What is A Representation Agreement?
In 1999 the Representation Agreement was introduced in British Columbia in the Representation Agreement Act of BC. This new instrument should be included in any Estate Plan.
A Representation Agreement creates one document that can give a representative you select the legal power to carry out your wishes if it happens that you are incapacitated and unable to make such decisions yourself. It replaces what was formerly known as an Enduring Power of Attorney.
The Representation Agreement encompasses things such as your wishes on personal care, health care, legal and financial affairs in one agreement. Note that the Representation Agreement is only intended to replace Enduring Powers of Attorney: all other forms of Power of Attorney are unaffected.
Each of us has differing individual circumstances and our own individual concerns on this subject. It is vital that you make any decisions with complete information on the potential impact on your personal wishes and your Estate. We strongly recommend discussing these matters with your legal counsel.
What Is A Power of Attorney?
Whether you’re 21 years old or 92, you can be involved in an accident or suddenly fall ill. You may be unable to manage your personal or family business affairs, perhaps for a considerable or even indefinite period of time. This can cause serious problems, for example, with managing personal finances, disposal of jointly owned assets such as Real Estate, or the handling of personal information such as income tax forms.
Your spouse cannot automatically manage your personal business and legal matters. If you are mentally incapacitated and no other provision has been made, the Public Trustee will take over the management of your business and legal affairs. This can prove to be very expensive and cause considerable difficulties.
You can avoid these problems by appointing someone to act on your behalf through a Power of Attorney. There are several types of Power of Attorney. Normally, a power of attorney ends when you are incapable of making decisions.

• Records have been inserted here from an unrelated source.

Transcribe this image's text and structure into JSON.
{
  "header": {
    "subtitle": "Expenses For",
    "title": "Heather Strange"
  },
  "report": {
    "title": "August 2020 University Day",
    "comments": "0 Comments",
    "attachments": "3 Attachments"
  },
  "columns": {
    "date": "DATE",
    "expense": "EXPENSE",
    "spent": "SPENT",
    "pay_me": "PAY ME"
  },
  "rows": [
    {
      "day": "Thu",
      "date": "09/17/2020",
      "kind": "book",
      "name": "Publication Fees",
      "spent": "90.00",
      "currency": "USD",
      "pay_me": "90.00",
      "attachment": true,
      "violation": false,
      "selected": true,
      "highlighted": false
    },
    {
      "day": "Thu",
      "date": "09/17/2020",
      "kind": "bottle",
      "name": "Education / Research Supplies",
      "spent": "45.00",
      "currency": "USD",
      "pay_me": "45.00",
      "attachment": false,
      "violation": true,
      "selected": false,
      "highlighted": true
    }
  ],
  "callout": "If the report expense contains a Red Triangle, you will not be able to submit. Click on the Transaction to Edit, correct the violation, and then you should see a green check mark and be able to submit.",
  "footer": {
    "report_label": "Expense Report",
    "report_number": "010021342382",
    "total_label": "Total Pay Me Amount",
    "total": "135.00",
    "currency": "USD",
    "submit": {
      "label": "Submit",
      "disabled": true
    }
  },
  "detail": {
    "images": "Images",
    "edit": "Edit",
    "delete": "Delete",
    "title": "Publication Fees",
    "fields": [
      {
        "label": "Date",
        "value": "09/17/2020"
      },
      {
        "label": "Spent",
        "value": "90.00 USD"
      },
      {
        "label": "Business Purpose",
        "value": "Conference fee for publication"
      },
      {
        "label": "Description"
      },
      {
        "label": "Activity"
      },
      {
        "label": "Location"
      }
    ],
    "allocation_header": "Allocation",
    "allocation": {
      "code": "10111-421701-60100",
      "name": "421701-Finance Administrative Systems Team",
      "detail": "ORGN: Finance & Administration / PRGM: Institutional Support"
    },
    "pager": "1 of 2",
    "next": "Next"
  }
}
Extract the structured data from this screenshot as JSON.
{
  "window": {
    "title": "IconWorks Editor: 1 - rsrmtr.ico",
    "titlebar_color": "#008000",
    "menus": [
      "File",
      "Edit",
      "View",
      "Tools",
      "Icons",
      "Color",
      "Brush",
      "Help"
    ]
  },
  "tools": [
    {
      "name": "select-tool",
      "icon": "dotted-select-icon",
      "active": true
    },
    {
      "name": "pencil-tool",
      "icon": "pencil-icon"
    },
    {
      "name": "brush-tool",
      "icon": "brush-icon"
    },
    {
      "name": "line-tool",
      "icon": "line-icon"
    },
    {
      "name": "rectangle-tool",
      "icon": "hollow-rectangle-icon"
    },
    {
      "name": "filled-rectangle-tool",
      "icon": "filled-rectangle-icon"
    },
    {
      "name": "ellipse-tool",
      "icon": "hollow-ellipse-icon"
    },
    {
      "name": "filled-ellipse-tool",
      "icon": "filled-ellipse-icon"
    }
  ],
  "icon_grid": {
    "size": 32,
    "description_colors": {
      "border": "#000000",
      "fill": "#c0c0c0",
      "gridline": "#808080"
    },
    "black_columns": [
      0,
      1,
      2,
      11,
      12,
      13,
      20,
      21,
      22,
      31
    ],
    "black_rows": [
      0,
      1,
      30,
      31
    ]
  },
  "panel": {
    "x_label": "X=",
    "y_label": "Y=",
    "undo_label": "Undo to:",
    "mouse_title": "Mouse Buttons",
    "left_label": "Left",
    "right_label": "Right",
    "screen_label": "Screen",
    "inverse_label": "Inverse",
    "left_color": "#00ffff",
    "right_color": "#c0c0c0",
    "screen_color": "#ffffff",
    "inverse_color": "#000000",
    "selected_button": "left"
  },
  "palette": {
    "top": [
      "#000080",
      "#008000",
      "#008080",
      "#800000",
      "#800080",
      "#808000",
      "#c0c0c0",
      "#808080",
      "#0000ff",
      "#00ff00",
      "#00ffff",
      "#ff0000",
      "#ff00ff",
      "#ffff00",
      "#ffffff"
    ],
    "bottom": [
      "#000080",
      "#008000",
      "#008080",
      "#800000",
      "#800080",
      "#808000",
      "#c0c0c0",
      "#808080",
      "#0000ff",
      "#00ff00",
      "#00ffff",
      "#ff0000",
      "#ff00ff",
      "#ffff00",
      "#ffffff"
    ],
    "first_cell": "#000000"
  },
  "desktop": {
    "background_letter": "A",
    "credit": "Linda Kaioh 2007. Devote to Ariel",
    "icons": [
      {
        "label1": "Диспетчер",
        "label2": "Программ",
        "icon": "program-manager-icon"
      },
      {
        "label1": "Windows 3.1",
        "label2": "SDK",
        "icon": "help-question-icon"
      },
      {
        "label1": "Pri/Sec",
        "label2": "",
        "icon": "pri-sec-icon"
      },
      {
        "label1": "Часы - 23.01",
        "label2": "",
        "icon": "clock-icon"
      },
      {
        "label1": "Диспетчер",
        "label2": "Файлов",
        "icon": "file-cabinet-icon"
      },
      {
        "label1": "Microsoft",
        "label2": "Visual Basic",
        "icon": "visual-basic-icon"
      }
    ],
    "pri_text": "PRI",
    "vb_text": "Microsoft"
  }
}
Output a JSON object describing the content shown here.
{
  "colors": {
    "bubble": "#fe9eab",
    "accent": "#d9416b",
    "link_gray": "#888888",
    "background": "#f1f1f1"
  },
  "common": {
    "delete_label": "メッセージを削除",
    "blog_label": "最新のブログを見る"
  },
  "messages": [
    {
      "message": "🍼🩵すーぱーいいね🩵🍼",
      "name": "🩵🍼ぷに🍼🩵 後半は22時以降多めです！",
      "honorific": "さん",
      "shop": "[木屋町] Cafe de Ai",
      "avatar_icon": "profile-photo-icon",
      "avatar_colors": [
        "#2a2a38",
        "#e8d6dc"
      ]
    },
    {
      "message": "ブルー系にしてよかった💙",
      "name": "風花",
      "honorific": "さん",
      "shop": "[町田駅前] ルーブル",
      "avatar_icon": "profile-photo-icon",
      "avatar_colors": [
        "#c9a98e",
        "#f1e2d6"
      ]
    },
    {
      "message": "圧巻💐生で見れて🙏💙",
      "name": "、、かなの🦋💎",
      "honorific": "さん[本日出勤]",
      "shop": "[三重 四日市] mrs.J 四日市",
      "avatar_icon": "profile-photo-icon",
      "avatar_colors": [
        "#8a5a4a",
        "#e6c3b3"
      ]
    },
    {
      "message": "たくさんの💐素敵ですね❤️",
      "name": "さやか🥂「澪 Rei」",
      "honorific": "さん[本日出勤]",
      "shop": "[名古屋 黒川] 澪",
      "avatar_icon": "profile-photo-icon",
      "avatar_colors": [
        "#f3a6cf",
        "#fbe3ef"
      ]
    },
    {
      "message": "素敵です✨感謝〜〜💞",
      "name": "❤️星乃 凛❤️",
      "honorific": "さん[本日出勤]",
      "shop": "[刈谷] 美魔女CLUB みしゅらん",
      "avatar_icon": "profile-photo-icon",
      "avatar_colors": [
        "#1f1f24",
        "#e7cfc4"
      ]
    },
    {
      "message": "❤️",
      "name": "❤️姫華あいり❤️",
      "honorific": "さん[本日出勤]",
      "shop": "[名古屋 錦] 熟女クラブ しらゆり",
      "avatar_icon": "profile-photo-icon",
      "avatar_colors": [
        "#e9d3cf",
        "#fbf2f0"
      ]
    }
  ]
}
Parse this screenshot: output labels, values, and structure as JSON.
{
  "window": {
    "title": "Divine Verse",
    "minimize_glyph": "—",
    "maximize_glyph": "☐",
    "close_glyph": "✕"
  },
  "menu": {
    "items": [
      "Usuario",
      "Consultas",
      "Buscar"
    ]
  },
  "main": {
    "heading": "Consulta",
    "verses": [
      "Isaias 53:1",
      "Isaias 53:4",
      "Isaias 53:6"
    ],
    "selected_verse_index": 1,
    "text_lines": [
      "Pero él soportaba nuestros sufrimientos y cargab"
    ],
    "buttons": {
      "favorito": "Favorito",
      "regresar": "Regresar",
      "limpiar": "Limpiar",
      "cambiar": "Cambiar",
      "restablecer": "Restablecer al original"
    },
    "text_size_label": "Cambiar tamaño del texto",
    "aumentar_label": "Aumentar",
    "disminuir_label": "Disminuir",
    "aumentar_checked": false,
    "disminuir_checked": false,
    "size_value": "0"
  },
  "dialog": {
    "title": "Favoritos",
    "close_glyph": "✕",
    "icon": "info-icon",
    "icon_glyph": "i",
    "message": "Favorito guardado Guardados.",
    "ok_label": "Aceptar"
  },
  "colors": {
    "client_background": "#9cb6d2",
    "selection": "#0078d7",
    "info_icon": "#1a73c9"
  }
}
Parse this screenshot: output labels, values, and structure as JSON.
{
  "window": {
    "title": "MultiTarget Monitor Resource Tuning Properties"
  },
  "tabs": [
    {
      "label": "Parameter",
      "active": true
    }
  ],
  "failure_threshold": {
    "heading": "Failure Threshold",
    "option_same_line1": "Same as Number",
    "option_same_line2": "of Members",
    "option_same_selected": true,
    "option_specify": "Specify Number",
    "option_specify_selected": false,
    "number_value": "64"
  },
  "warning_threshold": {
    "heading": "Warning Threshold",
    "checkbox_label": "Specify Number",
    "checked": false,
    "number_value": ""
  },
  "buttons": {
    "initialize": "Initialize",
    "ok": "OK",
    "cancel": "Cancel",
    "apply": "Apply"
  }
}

While a Power of Attorney is sufficient and legally binding for the specific matters set out in the document, they can’t cover health care decisions. A special form of this instrument, the Enduring Power of Attorney, took effect when you were no longer able to make decisions due to mental incapacity. These were replaced by Representation Agreements in British Columbia (see above).
One usually thinks of Guardianship in terms of minor children.
There are, however, occasions when various forms of assistance and care need to be given to adults, sometimes during their middle years and sometimes during the last years of their life.
As with wills, insurance policies and other such arrangements, the necessary documentation needs to be prepared and signed while we are of sound mind.
Customarily Adult Guardianship documents include Powers of Attorney (see above) and Representation Agreements (see above). These generally will appoint someone to handle our money and affairs if and when we are unable to do so ourselves and provide for someone to make personal care, housing and medical decisions in such circumstances.
It is important that we protect ourselves by having the appropriate documents completed before they are needed!
Questions? Contact our office with any concerns you may have.